, then, is the key to keeping that access open while protecting those critical assets (from both a security and HIPAA perspective). Access monitoring, which consists of proactive and reactive observation
as well as reactive analysis, can help an organization better understand who is accessing what, and if there are any irregularities or suspicious activities within that access.
Both those techniques will help protect crucial EMRs, while making sure internal and external users are able to access assets they need for (often) life and death situations. This method also ensures that authorized users, those that unfortunately are responsible for a lot of breaches
(often called insider threats
), aren’t accidentally or intentionally wreaking havoc on a system.
How Critical Access Management Helps Government Entities
remain a major target not only because of the valuable assets within their systems, but because of the vast third-party connections a single entity could have — one of the most vulnerable attack points
You can’t trust who you don’t know, and third parties are opaque and not part of an organization’s internal HR system. A single third party may have remote access
to many aspects of an organization, so if they are hacked, and the access point into your organization is insecure, it’s a recipe for disaster.
The vast third-party connections
a single government organization has operates as a technology supply chain
. As soon as a hacker gets in, the possibilities are limitless. As headlines show, hackers are getting smarter, and government entities, like any organization, are more at risk.
All three pillars of critical access management can help complex government entities stay safe. Just protecting the network parameter is no longer an option, especially with lateral movement being shown as a key factor in hacks. Each pillar—from building a robust access policy with access governance
(including a separate access policy for remote access
) to setting fine-grained access controls
to monitoring access from external users will all help keep governments safe from attacks
For example, the Solarwinds hack, which affected 18,000 customers—many of those government entities—came from a stolen password for a VPN connection that was not properly decommissioned. Critical access management techniques, like user access reviews
, would’ve decommissioned the VPN once the user left the organization, and Zero Trust network access
could’ve prevented lateral movement (or any movement at all) in the event of a hack.
How Critical Access Management Helps Critical Infrastructure Organizations
Critical Infrastructure, similar to government entities, contain a swath of third-party connections with very real-world consequences if a hack takes place.

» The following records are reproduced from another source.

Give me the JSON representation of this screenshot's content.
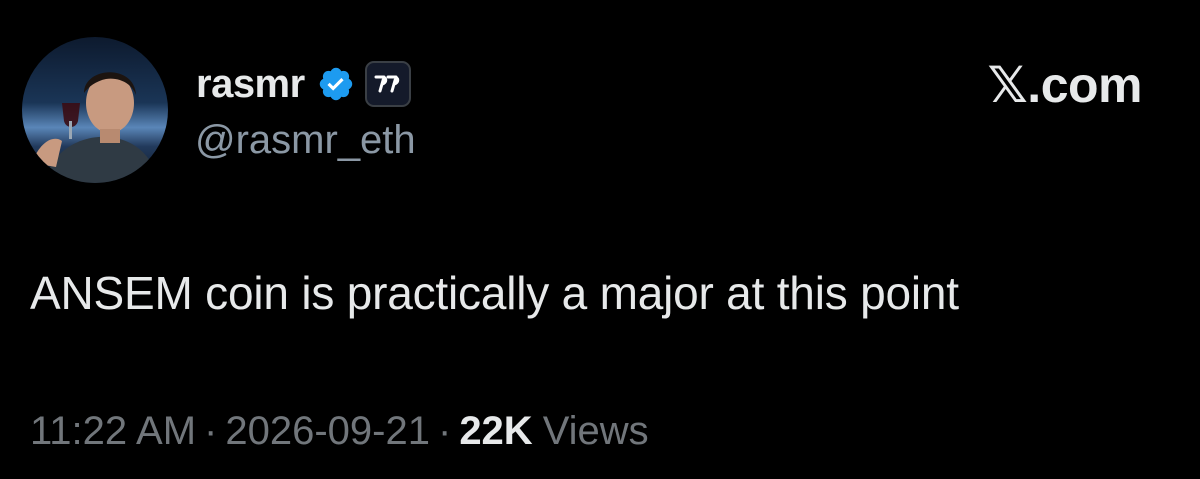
{
  "author": {
    "display_name": "rasmr",
    "handle": "@rasmr_eth",
    "avatar_icon": "profile-photo",
    "verified_icon": "verified-badge-icon",
    "verified_color": "#1d9bf0",
    "affiliate_icon": "affiliate-badge-icon"
  },
  "brand": {
    "label": "𝕏.com"
  },
  "tweet": {
    "text": "ANSEM coin is practically a major at this point"
  },
  "meta": {
    "time": "11:22 AM",
    "separator": "·",
    "date": "2026-09-21",
    "views_count": "22K",
    "views_label": "Views"
  },
  "colors": {
    "background": "#000000",
    "primary_text": "#e7e9ea",
    "secondary_text": "#71767b",
    "handle_text": "#8b98a5"
  }
}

The Colonial Pipeline hack not only cost millions, but it led to gas shortages and other industrial issues across the Southeast of the US. The Norsk Hydro hack
which originated with an employee opening a phishing email, cost the company over $70 million.
Critical access management, every aspect of it, is designed around securing those access points, especially the ones accessible by third parties.
Every part of critical access management plays a role in keeping those critical infrastructure organizations protected. Take access governance
for example. By creating a robust access policy, and making sure that each aspect of that policy — from role-based access control
to granular user access to periodic access audits — not only makes sure that control is tightly controlled, but gives a government entity better visibility into who is accessing what. In addition, setting up access controls for third parties prevent lateral movement and give critical infrastructure organizations more control over who can access critical assets at what time.
No matter the industry an organization is a part of, protecting critical access points is the future of cybersecurity and the best line of defense against an ever-changing landscape of cyber threats.
Learn more about critical access management and how SecureLink offers industry-specific solutions.